The crisis in the health service will come sooner than that. Its present travails are only the start. I saw one medical person describe the €40m allocated for the pressures of winter as "a drop in the ocean". So it is, in the context of the €18,000m health budget. The problem is that there is no ocean from which to extract the buckets of extra money, rather than drops, which the costly Irish health service insists it requires.
This is the background to the call from Central Bank Governor Philip Lane, in his letter to Finance Minister Michael Noonan, for more detailed long-term targets in the Budget. This Governor's letter is an annual event but, in the new spirit of transparency, Prof Lane has decided to publish it. A nice, short little missive it is too - probably of more help to most finance ministers than the normal detailed policy briefs.
Dr Lane shares the concerns of probably every economic analyst, whatever their individual views, about the lack of any detailed information on where the public finances are meant to be going, and how they are to get there.
The Governor rather chillingly queries whether the general EU target of getting public debt to 60pc of GDP is tight enough for Ireland's circumstances - and not just because GDP is now far too generous measure. Filling in the details on how that might be done would certainly create political vapours.
As I said out the other week, the official revisions to GDP mean it requires complicated arithmetic just to know what is going on now. Ifac has had its calculator out and reckons that a realistic assessment of Ireland's debt is that it is just under one year's economic output - the old rough definition of GDP. (I will not even try to tell you how they did it).
The debt ratio fell by the equivalent of one month's national income over the past two years - a period of rapid growth.
So the target is extremely demanding, both politically and practically, but not quite impossible for Ireland - unlike many EU states.
That's the trouble with such targets. They can actually promote fatalism and inaction. Detailed government projections on what this objective requires might cause a terrible rumpus but without them, there seems little possibility of progress. In health in particular, spending will have to be held close to the present 10pc of (realistically measured) national income, even as an ageing population adds to costs.

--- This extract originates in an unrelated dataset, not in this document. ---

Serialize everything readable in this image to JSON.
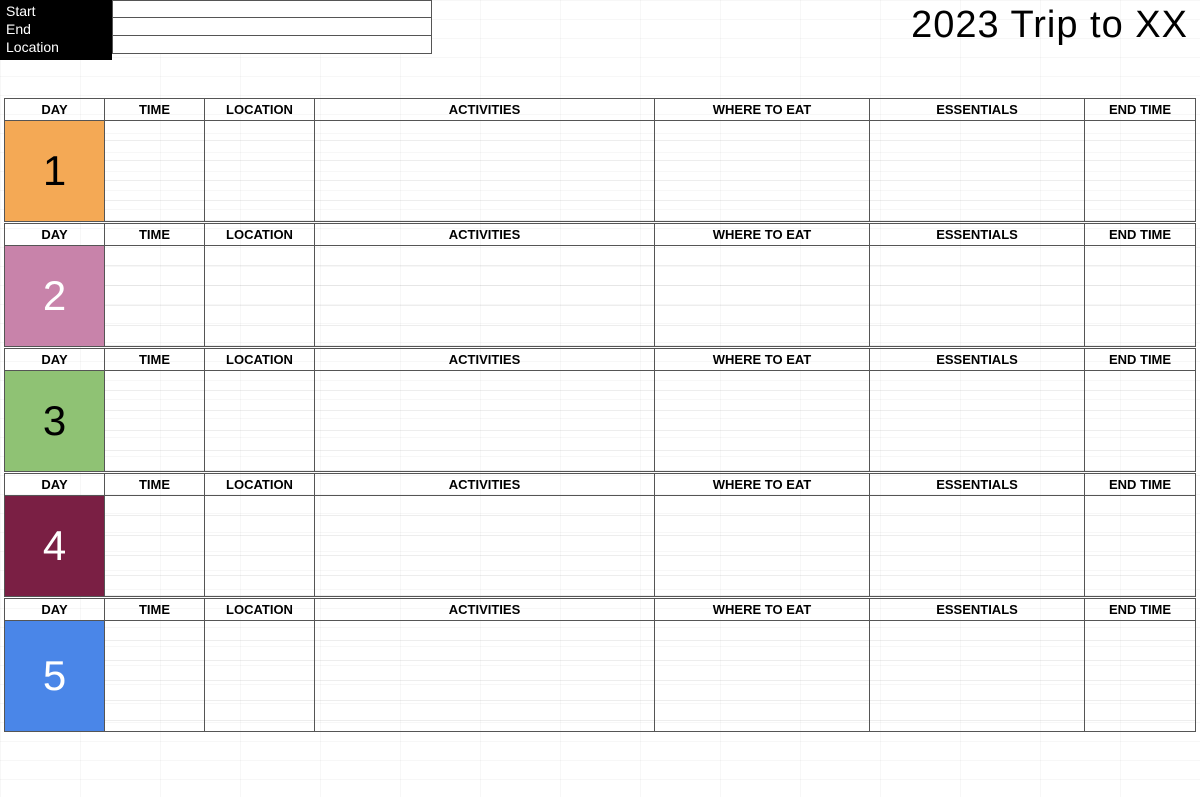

I confess that I do not know how this is to be done but the first thing is to explain the simple percentages which show why it must be done. Irish health spending is on an unsustainable trajectory and what cannot go on forever always comes to an end somehow.
The politics of today could hardly be less suited to that kind of planning and curbing of demands for consumption today. If a Budget which, to quote Ifac is "on the limit of what is prudent" cannot get through, we will at least know where we stand. Or, to be precise, where we are not standing.